Answer: Always consider who has the range advantage and whether or not your opponent’s range connects well with the board. In this situation, you have the range advantage and your opponent does not because you have all the strong A-X in your range.

The best way to punish opponents when they lack the range advantage is to bet small with all of your range. Betting $8 crushes your opponent because they will fail to defend often enough, giving you a lot of equity with your entire range.

You bet $8 and your opponent calls. The turn is the 3Club Suit and your opponent checks again.

Question 3: Should you check, bet $14, bet $28, or bet $42?

Answer: While there are some combinations of hands that beat you, there should not be many of them in your opponent’s range and you block some of them holding the ASpade Suit. On the flip side, there are a ton of hands in your opponent’s range that you not only beat, but will likely call an additional bet.

You are in a great spot to bet, but you have to be careful to not bet too large. If you bet too large, all you will do is force your opponent to fold hands you want them sticking around with. $28 and $42 are too large of bets and will likely scare away your opponent, so bet $14 and continue adding money to the pot.

You bet $14 and your opponent calls. The river is the 10Spade Suit and your opponent checks again.

Question 4: Should you check, bet $25, bet $50, or go all-in?

Answer: The theory you applied on the flop and turn is still applicable on the river. Yes, you only have one pair, but unless you picked up a tell suggesting your opponent vastly improved on the river, this is another prime spot to bet small.
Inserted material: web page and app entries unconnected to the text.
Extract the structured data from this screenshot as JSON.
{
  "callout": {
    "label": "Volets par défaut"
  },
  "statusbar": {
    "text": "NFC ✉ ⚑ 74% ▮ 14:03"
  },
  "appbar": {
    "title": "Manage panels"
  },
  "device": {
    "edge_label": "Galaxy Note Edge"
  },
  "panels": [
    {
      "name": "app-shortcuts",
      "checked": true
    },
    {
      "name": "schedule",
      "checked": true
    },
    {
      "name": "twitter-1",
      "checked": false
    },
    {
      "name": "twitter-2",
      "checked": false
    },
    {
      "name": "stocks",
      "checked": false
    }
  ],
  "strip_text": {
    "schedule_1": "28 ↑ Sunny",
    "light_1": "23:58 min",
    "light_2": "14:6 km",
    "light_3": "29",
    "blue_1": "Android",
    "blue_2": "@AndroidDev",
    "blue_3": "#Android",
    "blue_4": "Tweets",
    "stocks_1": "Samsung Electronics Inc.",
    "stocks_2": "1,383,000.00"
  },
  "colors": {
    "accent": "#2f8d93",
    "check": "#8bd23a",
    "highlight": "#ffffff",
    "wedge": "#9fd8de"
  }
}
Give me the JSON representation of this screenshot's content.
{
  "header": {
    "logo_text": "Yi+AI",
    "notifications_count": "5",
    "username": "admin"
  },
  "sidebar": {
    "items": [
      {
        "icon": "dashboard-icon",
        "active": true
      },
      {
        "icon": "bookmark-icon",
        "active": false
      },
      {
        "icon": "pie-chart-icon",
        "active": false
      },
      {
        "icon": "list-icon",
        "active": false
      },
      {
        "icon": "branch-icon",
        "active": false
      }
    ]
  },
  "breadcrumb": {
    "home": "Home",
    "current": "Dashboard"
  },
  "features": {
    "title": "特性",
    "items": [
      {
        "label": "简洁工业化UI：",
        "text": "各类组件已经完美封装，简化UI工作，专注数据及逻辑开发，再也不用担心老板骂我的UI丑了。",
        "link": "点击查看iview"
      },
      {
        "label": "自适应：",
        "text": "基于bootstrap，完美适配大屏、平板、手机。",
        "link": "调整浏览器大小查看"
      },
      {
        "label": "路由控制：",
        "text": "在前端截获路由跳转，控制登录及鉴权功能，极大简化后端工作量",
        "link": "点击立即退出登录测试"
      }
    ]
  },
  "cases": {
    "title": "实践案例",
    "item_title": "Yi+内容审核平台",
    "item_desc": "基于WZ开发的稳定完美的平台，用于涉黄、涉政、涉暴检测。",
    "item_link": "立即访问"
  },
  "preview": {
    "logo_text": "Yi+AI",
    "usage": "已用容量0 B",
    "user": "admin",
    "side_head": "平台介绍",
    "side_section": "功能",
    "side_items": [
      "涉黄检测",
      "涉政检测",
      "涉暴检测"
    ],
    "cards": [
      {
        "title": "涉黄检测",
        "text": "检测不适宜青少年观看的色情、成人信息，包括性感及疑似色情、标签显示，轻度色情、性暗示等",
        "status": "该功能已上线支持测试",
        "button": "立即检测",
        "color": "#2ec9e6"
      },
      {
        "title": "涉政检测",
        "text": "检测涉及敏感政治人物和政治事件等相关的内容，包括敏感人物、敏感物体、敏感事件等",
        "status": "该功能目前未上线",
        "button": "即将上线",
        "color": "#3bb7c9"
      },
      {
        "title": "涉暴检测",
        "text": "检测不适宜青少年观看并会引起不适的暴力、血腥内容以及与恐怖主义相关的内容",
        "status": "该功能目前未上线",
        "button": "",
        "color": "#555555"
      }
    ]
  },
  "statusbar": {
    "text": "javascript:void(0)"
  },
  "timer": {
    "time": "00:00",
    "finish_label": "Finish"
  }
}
A $50 bet will force your opponent to fold many hands that you beat, while a $25 bet will likely attract a call from hands such as Q-9. If for some reason the straightforward limper happens to check-raise, you should probably fold, but as played so far, you are likely ahead and should pursue some more value. 

You bet $25 and your opponent folds. While you couldn’t secure additional value on the river, your appropriate bet sizing on the flop and turn provided you with a decent pot.

For access to more than 1,200 interactive poker hand quizzes just like this, but in video format, visit PokerCoaching today.